December 11-12, 2015
Keynote Speakers: Professor Jim Chandler (University of Chicago) and Professor Heather Glen (University of Cambridge)
Professor Marilyn Butler (1937-2014), leading scholar of English literature, and latterly Rector of Exeter College, University of Oxford, was the author of paradigm-shifting books and articles, and a patron of Chawton House Library, which will host this conference in her honour. Butler’s research set up new directions in literary criticism of the late eighteenth and early nineteenth centuries, and her editions of women writers enabled subsequent generations of scholars to access these important texts in newly fruitful ways. Marilyn Butler’s important work on Maria Edgeworth – biographical, critical, editorial – seeded new scholarship in the field of Irish romanticism.
In this fortieth anniversary year of the first publication of Butler’s Jane Austen and the War of Ideas (1975), we invite papers that both commemorate her scholarship, and move discussion forward in the twenty-first century. We welcome papers on any aspect …read more
The site is going to be a bit peculiar over the next few days as I start publishing some major new sets of annotations and begin reorganising the menu structures to incorporate these. There will be a number of blank and semi-functional pages while this process is underway, but fairly soon there should be a lot more content available for exploring London at the turn of the nineteenth century, including both its grandest locations and its more insalubrious sides.
As we approach the bicentenary of the Battle of Waterloo (18th June), join us for a day to prepare for the international celebrations to come. Join us for five hours of talks, readings, music and refreshments, or just part of the afternoon as you like. Attendees of the event will have free entry to the Wordsworth, War & Waterloo exhibition.
The first part of the afternoon looks closely at the battle and its immediate aftermath, in particular, how news of it reached Britain and its people. Brian Cathcart, award winning author of The Case of Stephen Lawrence, Were You Still Up for Portillo? and The Fly in the Cathedral, will describe how the most momentous news of the battle took three days to travel from the blood-soaked battlefield of Waterloo to the decorous dining rooms of Regency London. In his new book, The News from Waterloo, The Race to Tell Britain of Wellington’s Victory, Brian reveals how news was …read more

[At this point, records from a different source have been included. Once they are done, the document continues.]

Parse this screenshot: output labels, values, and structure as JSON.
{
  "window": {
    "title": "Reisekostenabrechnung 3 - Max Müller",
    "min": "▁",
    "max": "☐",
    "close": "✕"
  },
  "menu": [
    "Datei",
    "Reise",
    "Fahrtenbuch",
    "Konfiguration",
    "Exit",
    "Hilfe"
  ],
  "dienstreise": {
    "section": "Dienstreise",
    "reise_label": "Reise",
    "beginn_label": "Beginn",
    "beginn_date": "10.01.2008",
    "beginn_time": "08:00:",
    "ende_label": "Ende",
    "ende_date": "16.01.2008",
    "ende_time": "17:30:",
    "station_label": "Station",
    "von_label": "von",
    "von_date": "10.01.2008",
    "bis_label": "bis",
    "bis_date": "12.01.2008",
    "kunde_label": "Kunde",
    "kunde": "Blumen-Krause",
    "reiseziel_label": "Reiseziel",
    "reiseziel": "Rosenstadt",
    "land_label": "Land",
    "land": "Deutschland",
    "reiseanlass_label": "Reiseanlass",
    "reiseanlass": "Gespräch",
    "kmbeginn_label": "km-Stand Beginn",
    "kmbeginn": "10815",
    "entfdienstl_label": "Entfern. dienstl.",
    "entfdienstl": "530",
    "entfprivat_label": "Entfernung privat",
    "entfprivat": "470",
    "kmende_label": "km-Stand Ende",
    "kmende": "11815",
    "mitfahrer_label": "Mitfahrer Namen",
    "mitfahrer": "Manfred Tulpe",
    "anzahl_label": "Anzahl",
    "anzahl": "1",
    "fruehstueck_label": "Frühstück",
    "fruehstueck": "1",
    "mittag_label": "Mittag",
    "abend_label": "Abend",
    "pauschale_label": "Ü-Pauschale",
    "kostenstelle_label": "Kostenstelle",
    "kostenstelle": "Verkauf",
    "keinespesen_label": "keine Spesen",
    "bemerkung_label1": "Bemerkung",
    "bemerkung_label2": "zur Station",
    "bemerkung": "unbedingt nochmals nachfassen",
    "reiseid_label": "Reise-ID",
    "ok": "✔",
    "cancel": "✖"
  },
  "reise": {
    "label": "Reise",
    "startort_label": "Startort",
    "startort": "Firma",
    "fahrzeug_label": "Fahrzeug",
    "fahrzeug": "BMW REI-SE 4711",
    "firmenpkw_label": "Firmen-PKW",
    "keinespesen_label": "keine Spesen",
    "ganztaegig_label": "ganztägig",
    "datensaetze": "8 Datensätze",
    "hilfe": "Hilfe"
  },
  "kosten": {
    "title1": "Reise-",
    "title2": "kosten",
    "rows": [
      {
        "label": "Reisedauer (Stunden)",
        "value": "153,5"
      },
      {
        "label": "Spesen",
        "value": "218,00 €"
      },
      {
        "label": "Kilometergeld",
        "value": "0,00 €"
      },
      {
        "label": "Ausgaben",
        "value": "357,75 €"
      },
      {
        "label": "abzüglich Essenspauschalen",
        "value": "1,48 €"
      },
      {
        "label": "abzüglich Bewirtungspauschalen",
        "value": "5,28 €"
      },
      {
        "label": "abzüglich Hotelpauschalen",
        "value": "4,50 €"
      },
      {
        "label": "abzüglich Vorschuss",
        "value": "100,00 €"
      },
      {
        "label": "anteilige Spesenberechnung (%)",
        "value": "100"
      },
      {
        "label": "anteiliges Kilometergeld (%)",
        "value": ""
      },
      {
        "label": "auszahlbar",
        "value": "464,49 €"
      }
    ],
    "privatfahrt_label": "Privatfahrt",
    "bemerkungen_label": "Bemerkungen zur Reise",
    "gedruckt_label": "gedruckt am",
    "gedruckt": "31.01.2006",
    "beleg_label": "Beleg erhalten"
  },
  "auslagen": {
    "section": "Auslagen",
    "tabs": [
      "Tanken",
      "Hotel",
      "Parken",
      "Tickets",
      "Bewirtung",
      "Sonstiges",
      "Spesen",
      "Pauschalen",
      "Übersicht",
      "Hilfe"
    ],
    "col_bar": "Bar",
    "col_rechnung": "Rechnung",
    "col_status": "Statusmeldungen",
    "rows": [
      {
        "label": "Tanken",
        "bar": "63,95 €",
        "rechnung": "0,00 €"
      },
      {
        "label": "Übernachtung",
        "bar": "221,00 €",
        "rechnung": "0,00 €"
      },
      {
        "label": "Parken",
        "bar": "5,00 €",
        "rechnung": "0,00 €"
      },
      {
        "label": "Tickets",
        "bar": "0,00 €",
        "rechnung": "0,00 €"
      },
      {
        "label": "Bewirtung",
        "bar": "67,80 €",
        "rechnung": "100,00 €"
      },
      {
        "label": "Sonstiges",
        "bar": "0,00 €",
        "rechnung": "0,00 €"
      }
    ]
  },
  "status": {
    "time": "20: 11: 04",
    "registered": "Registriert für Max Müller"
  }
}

By Anthony Mandal A statement from Professor Emma Clery, University of Southampton. As chair of the panel judging the BARS First Book Prize, I am delighted to announce the following shortlist: Jeremy Davies, Bodily Pain in Romantic Literature (Routledge, 2014). Mary Fairclough, The Romantic Crowd: Sympathy, Controversy and Print Culture (Cambridge University Press, 2013). Maureen McCue, British Romanticism and the Reception of Italian […] …read more
By Alison Harvey This year’s final CRECS event departed from the traditional written text, instead exploring the world of popular entertainment, in both public and domestic spheres. Sophie Coulombeau started off the proceedings with a talk titled ‘Life is a Magic Lanthorn’. Magic lantern, or phantasmagoria, shows were the forerunners of slide shows, cinema (and PowerPoint). They projected […] …read more